I was pondering this during much of December 2015 observing people (myself included) at what are supposed to be relaxed gatherings spending quality time with those they love / like, yet every now and then they are on their smartphones either checking messages or snapping videos / photos instead of being "in the moment".
Observing this and looking at the popular apps, I couldn't help but notice how few of these apps were really "essential" (despite being labelled essential in various App stores) to day to day living.
Would something tragic happen if I didn't read an e-mail on my smartphone as soon as I received it?
Do I really need to respond to that instant messaging message immediately, is it that urgent?
Even phone calls, do you have to answer every phone call irrespective what you're busy with, is it a matter of life and death?
Can that tweet or Facebook update wait?
Asking these and many more questions has led me to believe that we (most of us) have let the technology dictate to us what to do instead of it enhancing our lives.
As such, I'm went on an experiment (which has now become part of my life), a tweak of the low information diet as suggested by Tim Ferris in the Four Hour Work Week to see if whether my life will improve or suffer as a result of not necessarily using less technology but rather looking at how it can improve my life, how it can serve me and not make a slave of me.
After all, African culture is mostly about Ubuntu and people centric.
So, below are the 6 steps I think you should start doing to be more productive and rid yourself of smartphone addiction (it's a psychological condition, apparently).
1. Monitor Your Smartphone & Data Usage
One of the quickest ways (if you pay for your own cellphone usage) is to monitor your voice and data usage on your smartphone.
This is one of the quickest ways to wean you off your smartphone and apps addiction.

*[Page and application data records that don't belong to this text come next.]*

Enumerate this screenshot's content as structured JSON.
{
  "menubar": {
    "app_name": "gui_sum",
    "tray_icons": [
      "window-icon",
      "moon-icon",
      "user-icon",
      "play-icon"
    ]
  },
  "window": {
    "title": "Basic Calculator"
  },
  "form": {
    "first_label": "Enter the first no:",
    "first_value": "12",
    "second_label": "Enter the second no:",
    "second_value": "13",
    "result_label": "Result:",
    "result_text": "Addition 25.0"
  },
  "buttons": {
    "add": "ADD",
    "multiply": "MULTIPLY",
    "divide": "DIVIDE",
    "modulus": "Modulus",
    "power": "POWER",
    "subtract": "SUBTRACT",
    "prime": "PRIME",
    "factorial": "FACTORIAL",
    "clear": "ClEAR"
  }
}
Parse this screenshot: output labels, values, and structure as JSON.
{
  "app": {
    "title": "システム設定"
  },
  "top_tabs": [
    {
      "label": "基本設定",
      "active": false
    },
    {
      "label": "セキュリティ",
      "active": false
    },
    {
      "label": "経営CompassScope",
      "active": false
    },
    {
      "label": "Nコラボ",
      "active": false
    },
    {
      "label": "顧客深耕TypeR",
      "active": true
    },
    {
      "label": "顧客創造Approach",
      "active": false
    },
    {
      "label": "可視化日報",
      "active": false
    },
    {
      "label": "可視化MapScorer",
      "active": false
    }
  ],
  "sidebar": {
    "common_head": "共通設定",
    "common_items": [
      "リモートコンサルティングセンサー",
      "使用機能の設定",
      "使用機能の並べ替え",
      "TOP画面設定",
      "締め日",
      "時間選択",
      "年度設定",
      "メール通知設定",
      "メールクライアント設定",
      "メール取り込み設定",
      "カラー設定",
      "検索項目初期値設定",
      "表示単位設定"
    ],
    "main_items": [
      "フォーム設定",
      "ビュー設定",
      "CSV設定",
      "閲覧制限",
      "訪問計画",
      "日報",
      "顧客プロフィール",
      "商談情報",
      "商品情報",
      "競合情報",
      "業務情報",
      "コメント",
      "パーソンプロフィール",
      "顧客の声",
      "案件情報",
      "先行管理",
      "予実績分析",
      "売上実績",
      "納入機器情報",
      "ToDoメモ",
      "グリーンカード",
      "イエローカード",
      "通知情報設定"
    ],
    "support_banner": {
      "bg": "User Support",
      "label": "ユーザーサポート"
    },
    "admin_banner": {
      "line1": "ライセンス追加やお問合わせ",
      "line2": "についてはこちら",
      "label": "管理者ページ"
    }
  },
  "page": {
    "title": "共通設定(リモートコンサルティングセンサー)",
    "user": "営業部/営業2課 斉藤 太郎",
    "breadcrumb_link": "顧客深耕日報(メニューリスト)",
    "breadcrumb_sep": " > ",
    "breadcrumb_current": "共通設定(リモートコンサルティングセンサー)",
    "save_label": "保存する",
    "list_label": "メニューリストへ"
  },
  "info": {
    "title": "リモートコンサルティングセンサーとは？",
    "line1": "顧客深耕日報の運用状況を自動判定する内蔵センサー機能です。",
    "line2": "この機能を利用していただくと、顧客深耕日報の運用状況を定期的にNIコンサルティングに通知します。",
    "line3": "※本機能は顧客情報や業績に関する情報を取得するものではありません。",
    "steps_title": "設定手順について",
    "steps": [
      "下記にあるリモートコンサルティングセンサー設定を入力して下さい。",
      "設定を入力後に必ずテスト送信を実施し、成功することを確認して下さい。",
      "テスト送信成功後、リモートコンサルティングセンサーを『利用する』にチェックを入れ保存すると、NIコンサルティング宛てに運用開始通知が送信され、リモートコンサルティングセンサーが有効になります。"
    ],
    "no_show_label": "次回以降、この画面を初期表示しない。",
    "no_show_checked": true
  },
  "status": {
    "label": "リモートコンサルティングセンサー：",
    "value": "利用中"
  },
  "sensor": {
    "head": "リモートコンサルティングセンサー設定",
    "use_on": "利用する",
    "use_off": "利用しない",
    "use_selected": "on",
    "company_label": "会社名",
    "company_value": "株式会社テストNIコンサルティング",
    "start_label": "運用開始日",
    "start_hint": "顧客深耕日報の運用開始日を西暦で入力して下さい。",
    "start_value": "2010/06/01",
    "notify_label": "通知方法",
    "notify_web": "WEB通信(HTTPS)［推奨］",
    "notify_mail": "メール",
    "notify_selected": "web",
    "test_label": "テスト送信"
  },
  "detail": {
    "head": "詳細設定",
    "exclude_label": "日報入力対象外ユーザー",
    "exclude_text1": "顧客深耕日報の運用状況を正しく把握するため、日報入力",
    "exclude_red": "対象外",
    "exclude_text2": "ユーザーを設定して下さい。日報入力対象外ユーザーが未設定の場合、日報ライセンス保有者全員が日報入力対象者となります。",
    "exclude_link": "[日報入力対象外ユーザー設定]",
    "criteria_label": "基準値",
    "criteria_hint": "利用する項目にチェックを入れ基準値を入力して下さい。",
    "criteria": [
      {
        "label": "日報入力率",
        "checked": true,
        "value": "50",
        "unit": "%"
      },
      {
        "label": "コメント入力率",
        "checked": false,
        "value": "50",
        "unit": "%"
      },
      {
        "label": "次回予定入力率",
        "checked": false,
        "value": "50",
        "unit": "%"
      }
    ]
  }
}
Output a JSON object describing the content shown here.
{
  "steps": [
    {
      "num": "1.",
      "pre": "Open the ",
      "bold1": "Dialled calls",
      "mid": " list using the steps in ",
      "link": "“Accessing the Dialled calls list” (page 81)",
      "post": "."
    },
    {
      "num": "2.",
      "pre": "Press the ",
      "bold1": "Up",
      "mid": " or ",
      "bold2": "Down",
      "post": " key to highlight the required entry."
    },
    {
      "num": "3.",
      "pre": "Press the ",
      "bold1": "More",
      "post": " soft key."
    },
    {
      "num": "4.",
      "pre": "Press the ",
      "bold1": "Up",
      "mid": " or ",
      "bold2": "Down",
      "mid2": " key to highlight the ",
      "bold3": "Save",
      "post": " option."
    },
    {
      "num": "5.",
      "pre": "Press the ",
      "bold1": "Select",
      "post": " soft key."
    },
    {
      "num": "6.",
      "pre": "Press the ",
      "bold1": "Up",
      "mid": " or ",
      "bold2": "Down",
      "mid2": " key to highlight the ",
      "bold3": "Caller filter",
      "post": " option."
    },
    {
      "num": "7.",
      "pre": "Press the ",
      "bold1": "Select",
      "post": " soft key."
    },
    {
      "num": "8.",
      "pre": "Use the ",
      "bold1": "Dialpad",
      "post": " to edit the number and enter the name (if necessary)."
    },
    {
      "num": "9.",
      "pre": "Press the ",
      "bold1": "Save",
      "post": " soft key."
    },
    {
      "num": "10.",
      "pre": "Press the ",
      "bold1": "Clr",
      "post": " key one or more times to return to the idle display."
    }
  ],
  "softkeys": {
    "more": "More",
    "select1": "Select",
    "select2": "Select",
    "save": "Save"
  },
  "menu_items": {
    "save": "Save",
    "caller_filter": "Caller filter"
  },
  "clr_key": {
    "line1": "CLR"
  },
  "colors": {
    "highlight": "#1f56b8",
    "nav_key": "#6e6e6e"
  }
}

The logic being that once you are aware which of your apps are eating the most of your data allocation then the likely you'll find ways of using them less.
Most smartphones (Android & iOS) come with built-in data monitoring but there's a plethora of apps on App stores that can help you monitor and manage your smartphone data usage.
2. Plan Your Time
More often than not, one checks social media and other seemingly frivolous apps during a time when you have nothing planned.
When you're bored and have nothing planned, social media, news and e-mails are a "rabbit hole" that can keep you engaged for hours on end eventually evenn likely making you miss doing important tasks.
To avoid this, plan your time and stick to the plan.
3. Turn Off App Notifications
App notifications are habit forming. Every time your phone beeps or the light flickers you immediately pick it up irrespective of the app the notification is coming from. As such, one of the best things you can do is to switch off app notifications for non-essential apps.
Do smartphones serve us or are we slaves to them? Tweet
At first, like any addiction, there'll be withdrawal symptoms. You will find yourself checking your apps periodically despite there being no notifications thanks to the habit forming nature of app notifications. You just have to be disciplined and wean yourself off that and only check apps during times you have scheduled for social media or any specific apps.
4. Avoid Reading E-mails In The Mornings
E-mail, like instant messaging apps and social media is like a rabbit hole. You first send an e-mail, then a conversation ensues which likely distracts your focus from real work.
E-mail will literally punch you in the face. Everyone is URGENT, everyone wants a response NOW but truth is you won't get any real work done if all you're doing is writing and responding to e-mails. So, park E-mail to a later time in the day and use the time when you are energized and optimally focused do to real work.
5. Go Offline Periodically
The frequency of when you go offline is not important, the important part is to pick a regular time and go offline, completely.
Apart from helping with app and smartphone addiction, going offline periodically after a while helps with anxiety related to not being on your smartphone. Soon enough you realize the world didn't end because you weren't on social media.
6. Minimize News
There is always news. News never end. Worse, once you read something it likely influences your mood and you're likely going to share it which in turn starts a conversation which takes up time which you never planned to waste ;-).
You CAN live without news. Or if you can't, minimize your consumption of news. Pick one or two sources and only check them at dedicated times.
Cover Image, Chewing Gum & Texting | Tumblr